## Problem requirements
Once the pictures are removed, restate the data below word for word.

______________________________

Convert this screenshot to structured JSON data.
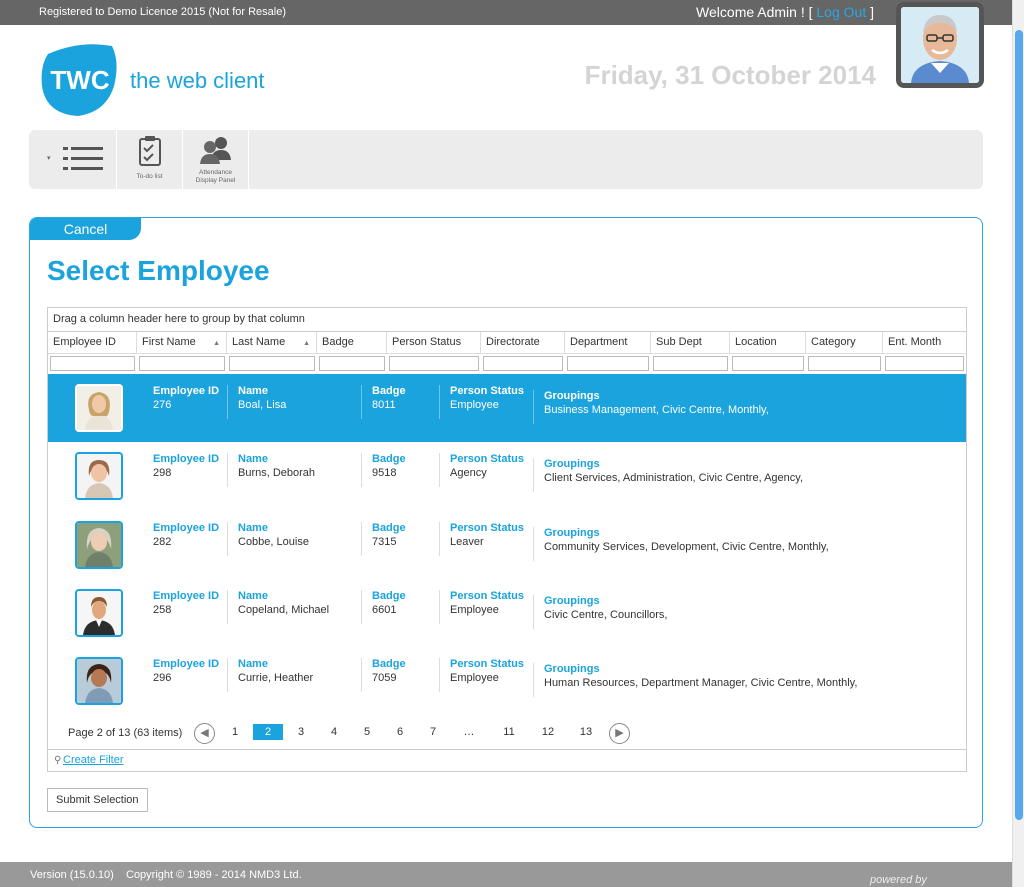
{
  "topbar": {
    "registration": "Registered to Demo Licence 2015 (Not for Resale)",
    "welcome": "Welcome Admin ! ",
    "bracket_open": "[ ",
    "logout": "Log Out",
    "bracket_close": " ]"
  },
  "brand": {
    "logo_text": "TWC",
    "name": "the web client",
    "accent": "#1aa3dc"
  },
  "date": "Friday, 31 October 2014",
  "toolbar": {
    "items": [
      {
        "label": "",
        "icon": "list-icon"
      },
      {
        "label": "To-do list",
        "icon": "clipboard-check-icon"
      },
      {
        "label_line1": "Attendance",
        "label_line2": "Display Panel",
        "icon": "users-icon"
      }
    ]
  },
  "panel": {
    "cancel_label": "Cancel",
    "title": "Select Employee",
    "group_hint": "Drag a column header here to group by that column",
    "columns": [
      "Employee ID",
      "First Name",
      "Last Name",
      "Badge",
      "Person Status",
      "Directorate",
      "Department",
      "Sub Dept",
      "Location",
      "Category",
      "Ent. Month"
    ],
    "field_labels": {
      "employee_id": "Employee ID",
      "name": "Name",
      "badge": "Badge",
      "person_status": "Person Status",
      "groupings": "Groupings"
    },
    "rows": [
      {
        "employee_id": "276",
        "name": "Boal, Lisa",
        "badge": "8011",
        "person_status": "Employee",
        "groupings": "Business Management, Civic Centre, Monthly,",
        "selected": true
      },
      {
        "employee_id": "298",
        "name": "Burns, Deborah",
        "badge": "9518",
        "person_status": "Agency",
        "groupings": "Client Services, Administration, Civic Centre, Agency,",
        "selected": false
      },
      {
        "employee_id": "282",
        "name": "Cobbe, Louise",
        "badge": "7315",
        "person_status": "Leaver",
        "groupings": "Community Services, Development, Civic Centre, Monthly,",
        "selected": false
      },
      {
        "employee_id": "258",
        "name": "Copeland, Michael",
        "badge": "6601",
        "person_status": "Employee",
        "groupings": "Civic Centre, Councillors,",
        "selected": false
      },
      {
        "employee_id": "296",
        "name": "Currie, Heather",
        "badge": "7059",
        "person_status": "Employee",
        "groupings": "Human Resources, Department Manager, Civic Centre, Monthly,",
        "selected": false
      }
    ],
    "pager": {
      "info": "Page 2 of 13 (63 items)",
      "pages": [
        "1",
        "2",
        "3",
        "4",
        "5",
        "6",
        "7",
        "…",
        "11",
        "12",
        "13"
      ],
      "current": "2"
    },
    "create_filter": "Create Filter",
    "submit_label": "Submit Selection"
  },
  "footer": {
    "version": "Version (15.0.10)",
    "copyright": "Copyright © 1989 - 2014 NMD3 Ltd.",
    "powered": "powered by"
  }
}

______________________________

## Output below
Convert this screenshot to structured JSON data.
{
  "topbar": {
    "registration": "Registered to Demo Licence 2015 (Not for Resale)",
    "welcome": "Welcome Admin ! ",
    "bracket_open": "[ ",
    "logout": "Log Out",
    "bracket_close": " ]"
  },
  "brand": {
    "logo_text": "TWC",
    "name": "the web client",
    "accent": "#1aa3dc"
  },
  "date": "Friday, 31 October 2014",
  "toolbar": {
    "items": [
      {
        "label": "",
        "icon": "list-icon"
      },
      {
        "label": "To-do list",
        "icon": "clipboard-check-icon"
      },
      {
        "label_line1": "Attendance",
        "label_line2": "Display Panel",
        "icon": "users-icon"
      }
    ]
  },
  "panel": {
    "cancel_label": "Cancel",
    "title": "Select Employee",
    "group_hint": "Drag a column header here to group by that column",
    "columns": [
      "Employee ID",
      "First Name",
      "Last Name",
      "Badge",
      "Person Status",
      "Directorate",
      "Department",
      "Sub Dept",
      "Location",
      "Category",
      "Ent. Month"
    ],
    "field_labels": {
      "employee_id": "Employee ID",
      "name": "Name",
      "badge": "Badge",
      "person_status": "Person Status",
      "groupings": "Groupings"
    },
    "rows": [
      {
        "employee_id": "276",
        "name": "Boal, Lisa",
        "badge": "8011",
        "person_status": "Employee",
        "groupings": "Business Management, Civic Centre, Monthly,",
        "selected": true
      },
      {
        "employee_id": "298",
        "name": "Burns, Deborah",
        "badge": "9518",
        "person_status": "Agency",
        "groupings": "Client Services, Administration, Civic Centre, Agency,",
        "selected": false
      },
      {
        "employee_id": "282",
        "name": "Cobbe, Louise",
        "badge": "7315",
        "person_status": "Leaver",
        "groupings": "Community Services, Development, Civic Centre, Monthly,",
        "selected": false
      },
      {
        "employee_id": "258",
        "name": "Copeland, Michael",
        "badge": "6601",
        "person_status": "Employee",
        "groupings": "Civic Centre, Councillors,",
        "selected": false
      },
      {
        "employee_id": "296",
        "name": "Currie, Heather",
        "badge": "7059",
        "person_status": "Employee",
        "groupings": "Human Resources, Department Manager, Civic Centre, Monthly,",
        "selected": false
      }
    ],
    "pager": {
      "info": "Page 2 of 13 (63 items)",
      "pages": [
        "1",
        "2",
        "3",
        "4",
        "5",
        "6",
        "7",
        "…",
        "11",
        "12",
        "13"
      ],
      "current": "2"
    },
    "create_filter": "Create Filter",
    "submit_label": "Submit Selection"
  },
  "footer": {
    "version": "Version (15.0.10)",
    "copyright": "Copyright © 1989 - 2014 NMD3 Ltd.",
    "powered": "powered by"
  }
}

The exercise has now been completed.